A MESSAGE FROM KELLY LYTLE HERNANDEZ,
DIRECTOR OF THE RALPH J. BUNCHE CENTER
FOR AFRICAN AMERICAN STUDIES
Since 1969, the Ralph J. Bunche Center for African American Studies has advanced research on the history, lifestyles, and socio-cultural systems of people of African descent. Scholarship seeded by the Bunche Center has also investigated problems of distinct bearing on the psychological, social, and economic well-being of persons of African descent. And Bunche Center-affiliated faculty have consistently demonstrated how knowledge produced by and about people of African descent enriches diverse fields of study, ranging from micro-biology to musicology.

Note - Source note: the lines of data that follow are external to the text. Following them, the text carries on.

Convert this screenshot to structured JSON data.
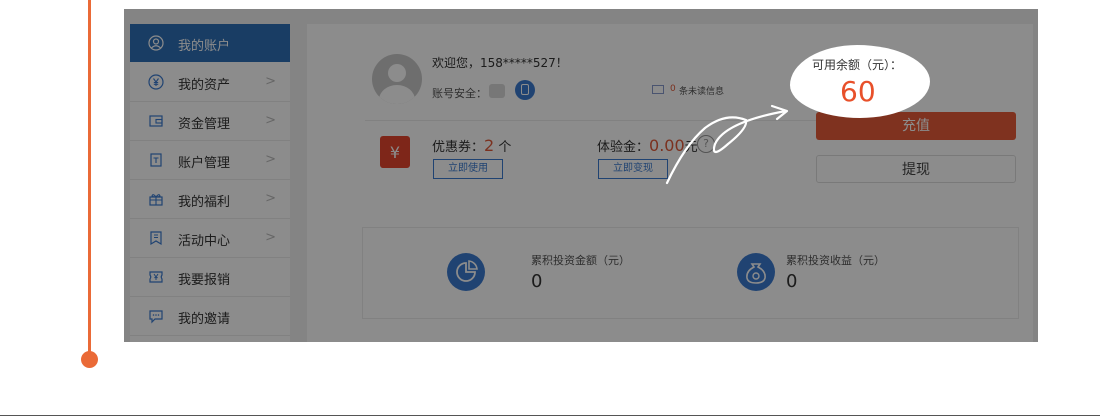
{
  "sidebar": {
    "items": [
      {
        "label": "我的账户",
        "icon": "user-circle-icon",
        "active": true
      },
      {
        "label": "我的资产",
        "icon": "yen-circle-icon",
        "chevron": ">"
      },
      {
        "label": "资金管理",
        "icon": "wallet-icon",
        "chevron": ">"
      },
      {
        "label": "账户管理",
        "icon": "account-card-icon",
        "chevron": ">"
      },
      {
        "label": "我的福利",
        "icon": "gift-icon",
        "chevron": ">"
      },
      {
        "label": "活动中心",
        "icon": "bookmark-icon",
        "chevron": ">"
      },
      {
        "label": "我要报销",
        "icon": "yen-ticket-icon"
      },
      {
        "label": "我的邀请",
        "icon": "chat-bubble-icon"
      }
    ]
  },
  "user": {
    "welcome": "欢迎您，158*****527！",
    "security_label": "账号安全："
  },
  "messages": {
    "count": "0",
    "text": "条未读信息"
  },
  "coupon": {
    "label": "优惠券：",
    "count": "2",
    "unit": " 个",
    "action": "立即使用"
  },
  "experience": {
    "label": "体验金：",
    "value": "0.00",
    "unit": "元",
    "action": "立即变现",
    "help": "?"
  },
  "balance": {
    "label": "可用余额（元）：",
    "value": "60"
  },
  "actions": {
    "recharge": "充值",
    "withdraw": "提现"
  },
  "stats": {
    "invest_total_label": "累积投资金额（元）",
    "invest_total_value": "0",
    "invest_profit_label": "累积投资收益（元）",
    "invest_profit_value": "0"
  },
  "colors": {
    "accent_orange": "#ea6a37",
    "primary_blue": "#2f6fb6",
    "value_red": "#e8502a"
  }
}
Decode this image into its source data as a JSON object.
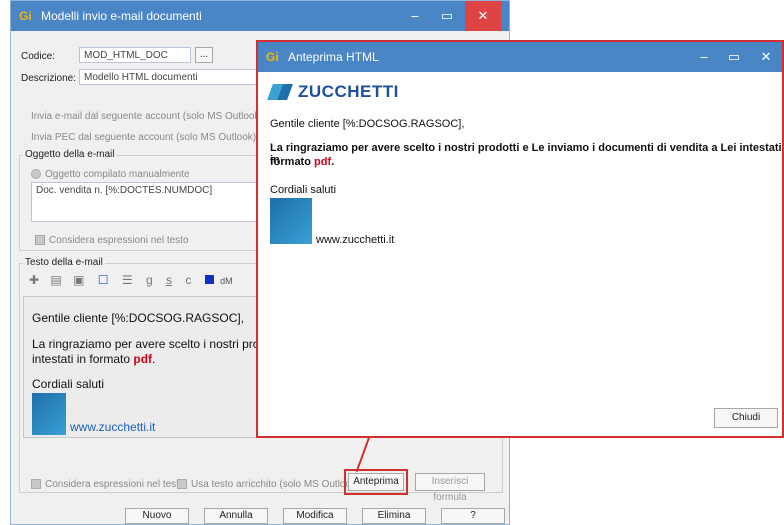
{
  "main_window": {
    "title": "Modelli invio e-mail documenti",
    "logo": "Gi",
    "controls": {
      "minimize": "–",
      "maximize": "▭",
      "close": "✕"
    },
    "codice_label": "Codice:",
    "codice_value": "MOD_HTML_DOC",
    "codice_btn": "...",
    "descrizione_label": "Descrizione:",
    "descrizione_value": "Modello HTML documenti",
    "account_label": "Invia e-mail dal seguente account (solo MS Outlook):",
    "pec_label": "Invia PEC dal seguente account (solo MS Outlook):",
    "oggetto_group": "Oggetto della e-mail",
    "oggetto_radio": "Oggetto compilato manualmente",
    "oggetto_value": "Doc. vendita n. [%:DOCTES.NUMDOC]",
    "considera_label": "Considera espressioni nel testo",
    "testo_group": "Testo della e-mail",
    "toolbar": {
      "b1": "✚",
      "b2": "▤",
      "b3": "▣",
      "b4": "☐",
      "b5": "☰",
      "g": "g",
      "s": "s",
      "c": "c",
      "font": "dM"
    },
    "body_greeting": "Gentile cliente [%:DOCSOG.RAGSOC],",
    "body_line1": "La ringraziamo per avere scelto i nostri prodot",
    "body_line2_pre": "intestati in formato ",
    "body_pdf": "pdf",
    "body_line2_post": ".",
    "body_closing": "Cordiali saluti",
    "body_link": "www.zucchetti.it",
    "considera_bottom": "Considera espressioni nel testo",
    "usa_testo": "Usa testo arricchito (solo MS Outlook)",
    "anteprima_btn": "Anteprima",
    "inserisci_btn": "Inserisci formula",
    "footer": {
      "nuovo": "Nuovo",
      "annulla": "Annulla",
      "modifica": "Modifica",
      "elimina": "Elimina",
      "help": "?"
    }
  },
  "preview_window": {
    "title": "Anteprima HTML",
    "logo": "Gi",
    "brand": "ZUCCHETTI",
    "controls": {
      "minimize": "–",
      "maximize": "▭",
      "close": "✕"
    },
    "greeting": "Gentile cliente [%:DOCSOG.RAGSOC],",
    "line1": "La ringraziamo per avere scelto i nostri prodotti e Le inviamo i documenti di vendita a Lei intestati in",
    "line2_pre": "formato ",
    "pdf": "pdf",
    "line2_post": ".",
    "closing": "Cordiali saluti",
    "link": "www.zucchetti.it",
    "chiudi_btn": "Chiudi"
  },
  "colors": {
    "titlebar": "#4a86c5",
    "highlight": "#d22f2f",
    "pdf": "#d0021b",
    "link": "#1a5fb4",
    "brand": "#1d4f9b"
  }
}
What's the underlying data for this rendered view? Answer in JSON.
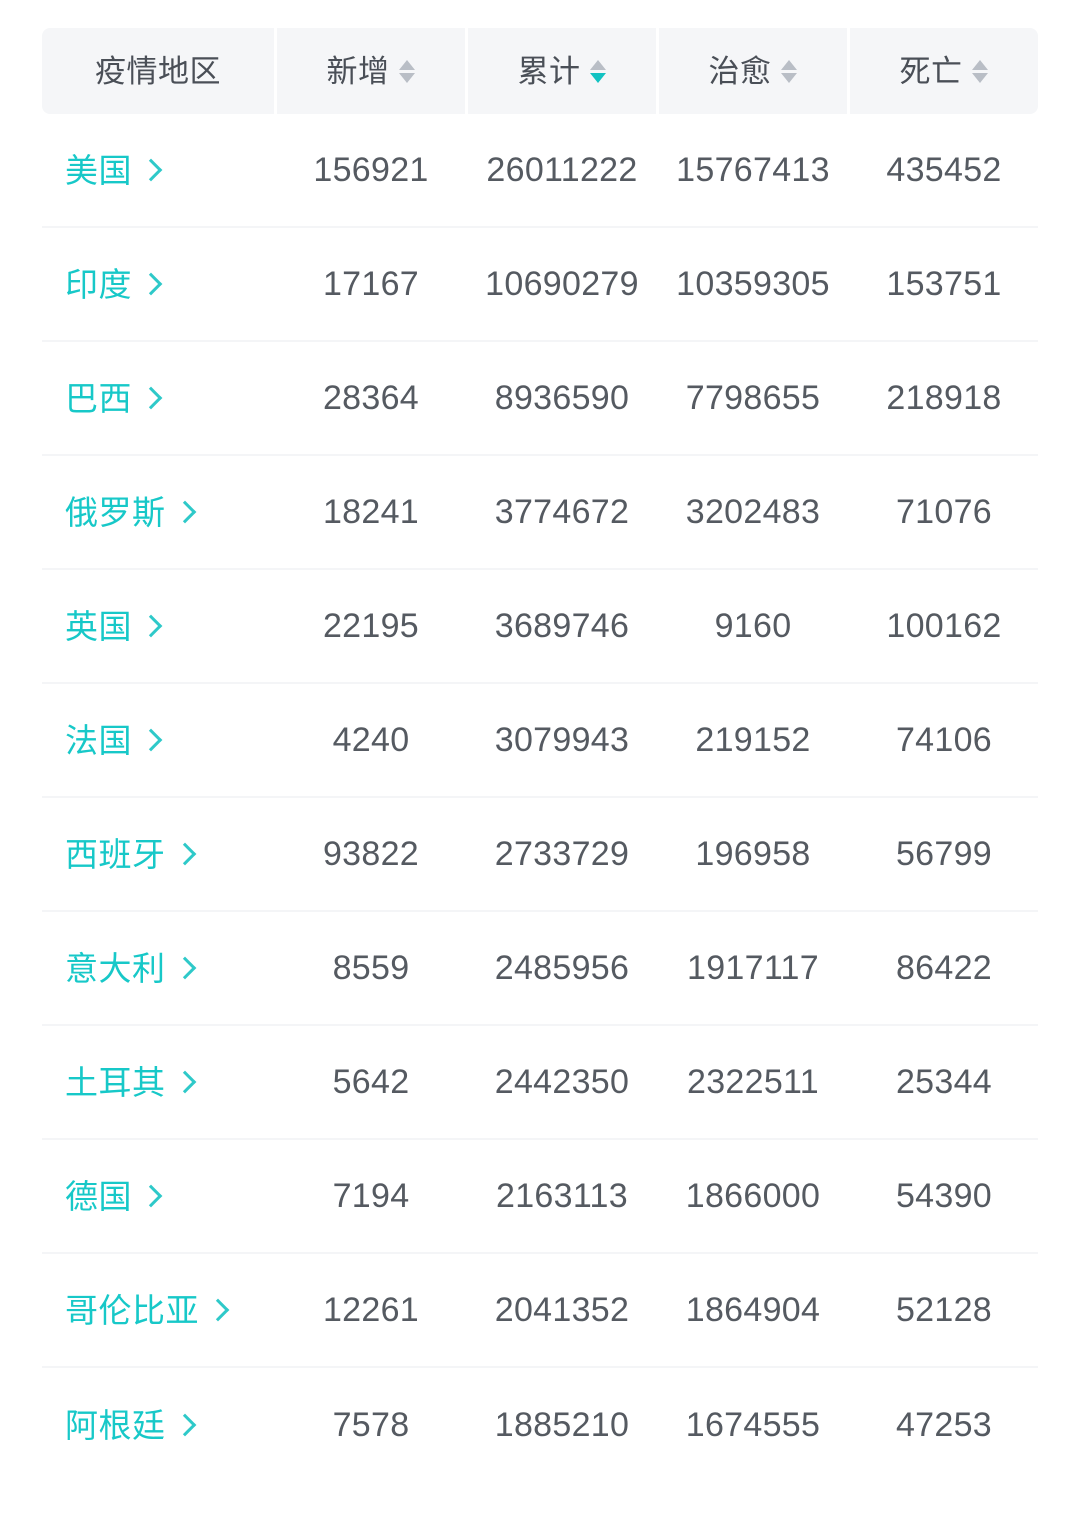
{
  "table": {
    "columns": [
      {
        "key": "region",
        "label": "疫情地区",
        "sortable": false,
        "sort_state": "none"
      },
      {
        "key": "new",
        "label": "新增",
        "sortable": true,
        "sort_state": "none"
      },
      {
        "key": "total",
        "label": "累计",
        "sortable": true,
        "sort_state": "desc"
      },
      {
        "key": "cured",
        "label": "治愈",
        "sortable": true,
        "sort_state": "none"
      },
      {
        "key": "deaths",
        "label": "死亡",
        "sortable": true,
        "sort_state": "none"
      }
    ],
    "rows": [
      {
        "region": "美国",
        "new": "156921",
        "total": "26011222",
        "cured": "15767413",
        "deaths": "435452"
      },
      {
        "region": "印度",
        "new": "17167",
        "total": "10690279",
        "cured": "10359305",
        "deaths": "153751"
      },
      {
        "region": "巴西",
        "new": "28364",
        "total": "8936590",
        "cured": "7798655",
        "deaths": "218918"
      },
      {
        "region": "俄罗斯",
        "new": "18241",
        "total": "3774672",
        "cured": "3202483",
        "deaths": "71076"
      },
      {
        "region": "英国",
        "new": "22195",
        "total": "3689746",
        "cured": "9160",
        "deaths": "100162"
      },
      {
        "region": "法国",
        "new": "4240",
        "total": "3079943",
        "cured": "219152",
        "deaths": "74106"
      },
      {
        "region": "西班牙",
        "new": "93822",
        "total": "2733729",
        "cured": "196958",
        "deaths": "56799"
      },
      {
        "region": "意大利",
        "new": "8559",
        "total": "2485956",
        "cured": "1917117",
        "deaths": "86422"
      },
      {
        "region": "土耳其",
        "new": "5642",
        "total": "2442350",
        "cured": "2322511",
        "deaths": "25344"
      },
      {
        "region": "德国",
        "new": "7194",
        "total": "2163113",
        "cured": "1866000",
        "deaths": "54390"
      },
      {
        "region": "哥伦比亚",
        "new": "12261",
        "total": "2041352",
        "cured": "1864904",
        "deaths": "52128"
      },
      {
        "region": "阿根廷",
        "new": "7578",
        "total": "1885210",
        "cured": "1674555",
        "deaths": "47253"
      }
    ]
  },
  "icons": {
    "sort": "sort-arrows-icon",
    "chevron": "chevron-right-icon"
  },
  "colors": {
    "accent_teal": "#17c8c8",
    "sort_active": "#12c2c2",
    "sort_inactive": "#b9bec6",
    "header_bg": "#f5f6f8",
    "header_text": "#4a4f57",
    "value_text": "#555a61",
    "row_divider": "#f4f5f7"
  }
}
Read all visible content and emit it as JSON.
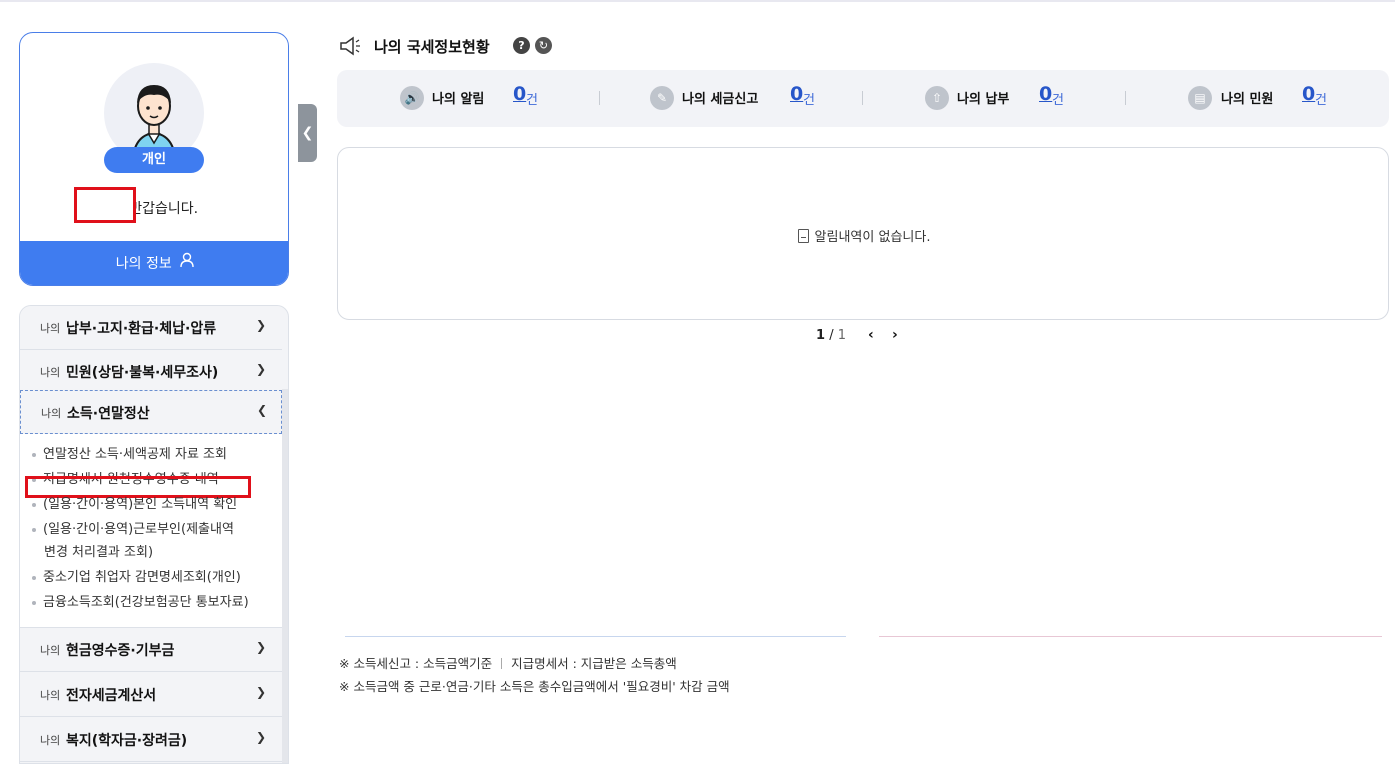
{
  "profile": {
    "badge": "개인",
    "greeting": "님 반갑습니다.",
    "my_info_button": "나의 정보"
  },
  "menu": {
    "prefix": "나의",
    "items": [
      {
        "title": "납부·고지·환급·체납·압류",
        "expanded": false
      },
      {
        "title": "민원(상담·불복·세무조사)",
        "expanded": false
      },
      {
        "title": "소득·연말정산",
        "expanded": true
      },
      {
        "title": "현금영수증·기부금",
        "expanded": false
      },
      {
        "title": "전자세금계산서",
        "expanded": false
      },
      {
        "title": "복지(학자금·장려금)",
        "expanded": false
      }
    ],
    "submenu": [
      "연말정산 소득·세액공제 자료 조회",
      "지급명세서·원천징수영수증 내역",
      "(일용·간이·용역)본인 소득내역 확인",
      "(일용·간이·용역)근로부인(제출내역",
      "변경 처리결과 조회)",
      "중소기업 취업자 감면명세조회(개인)",
      "금융소득조회(건강보험공단 통보자료)"
    ]
  },
  "main": {
    "title": "나의 국세정보현황",
    "help_icon": "?",
    "stats": [
      {
        "label": "나의 알림",
        "count": "0",
        "unit": "건",
        "icon": "megaphone-icon"
      },
      {
        "label": "나의 세금신고",
        "count": "0",
        "unit": "건",
        "icon": "document-edit-icon"
      },
      {
        "label": "나의 납부",
        "count": "0",
        "unit": "건",
        "icon": "payment-icon"
      },
      {
        "label": "나의 민원",
        "count": "0",
        "unit": "건",
        "icon": "clipboard-icon"
      }
    ],
    "empty_message": "알림내역이 없습니다.",
    "pager": {
      "current": "1",
      "separator": "/",
      "total": "1"
    },
    "notes": {
      "line1_a": "※ 소득세신고 : 소득금액기준",
      "line1_b": "지급명세서 : 지급받은 소득총액",
      "line2": "※ 소득금액 중 근로·연금·기타 소득은 총수입금액에서 '필요경비' 차감 금액"
    }
  },
  "colors": {
    "accent": "#3f7cf0",
    "highlight": "#e0101a",
    "count": "#2756c9"
  }
}
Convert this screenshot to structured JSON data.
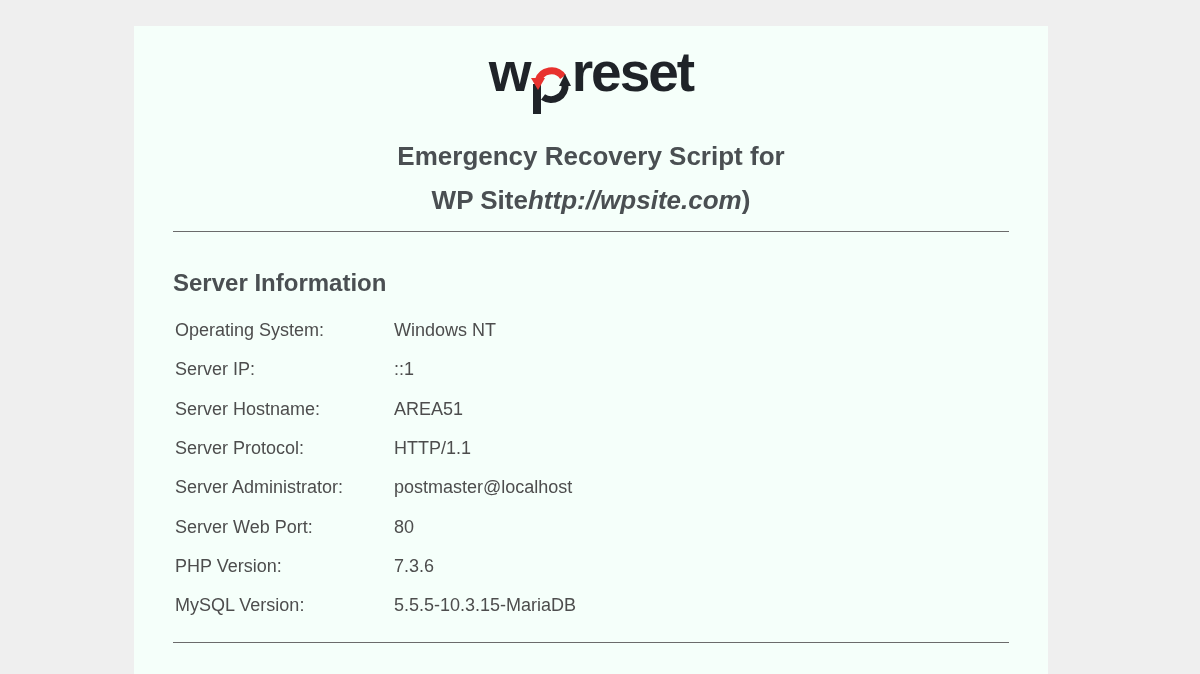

From 2001 to 2017, Professor Darnell Hunt served as Director of the Center. In these years, Professor Hunt facilitated the Center’s growth while publishing path-breaking scholarship on the the entertainment industry, Hollywood Diversity Report. On July 1, 2017, Professor Hunt was appointed Dean of Social Sciences.
For 2017/18, I will be serving as the Center’s Interim Director. As a historian, my own scholarship has focused on race, immigration, and the carceral state (police and prison systems) in the United States. My first book, Migra! A History of the U.S. Border Patrol (University of California Press, 2010) explained how race fueled the rise of the U.S. Border Patrol in the U.S.-Mexico border region. My most recent book, City of Inmates: Conquest, Rebellion, and the Rise of Human Caging in the United States (University of North Carolina Press, 2017) chronicles how Los Angeles built the largest jail system on Earth. And my current research, Million Dollar Hoods, is a digital mapping project that documents the staggering cost of incarceration in Los Angeles. It is currently being used by local advocates and policy-makers to shift public funding away from policing and incarceration and toward employment, education, and health care.
For 2017/18, I am anchoring the Million Dollar Hoods research project at the Ralph J. Bunche Center for African American Studies. From Bunche, our team of faculty, staff, students and community partners are working together to produce new knowledge to end mass incarceration in Los Angeles.
For 2017/18, the Bunche Center will also advance African American Studies at UCLA by supporting a wide range of faculty and student research on two key themes of life and struggle in the modern Black World: Work and Justice. In this endeavor, we will team with the Los Angeles Black Worker Center as well as several community partners working to transform the U.S. criminal justice system. Together, we will build upon the Bunche Center’s rich history of developing and deploying Black Studies as a field of study that transforms the world in which we live.
And, as always, the Bunche Center will continue to host a wide range of events and speakers. On October, 10, 2017, at 5pm, we will host the 2017 Black Convocation gathering. This year’s theme will be “Black Joy.” On November 30, 2017, at 4PM, the Bunche Center will partner with the African American Studies Department and others to bring Professor Heather Ann Thompson to campus to speak about her Pulitzer-Prize winning book, Blood in the Water: The 1971 Attica Uprising and its Legacy. Stay tuned for announcements about these events and more to come.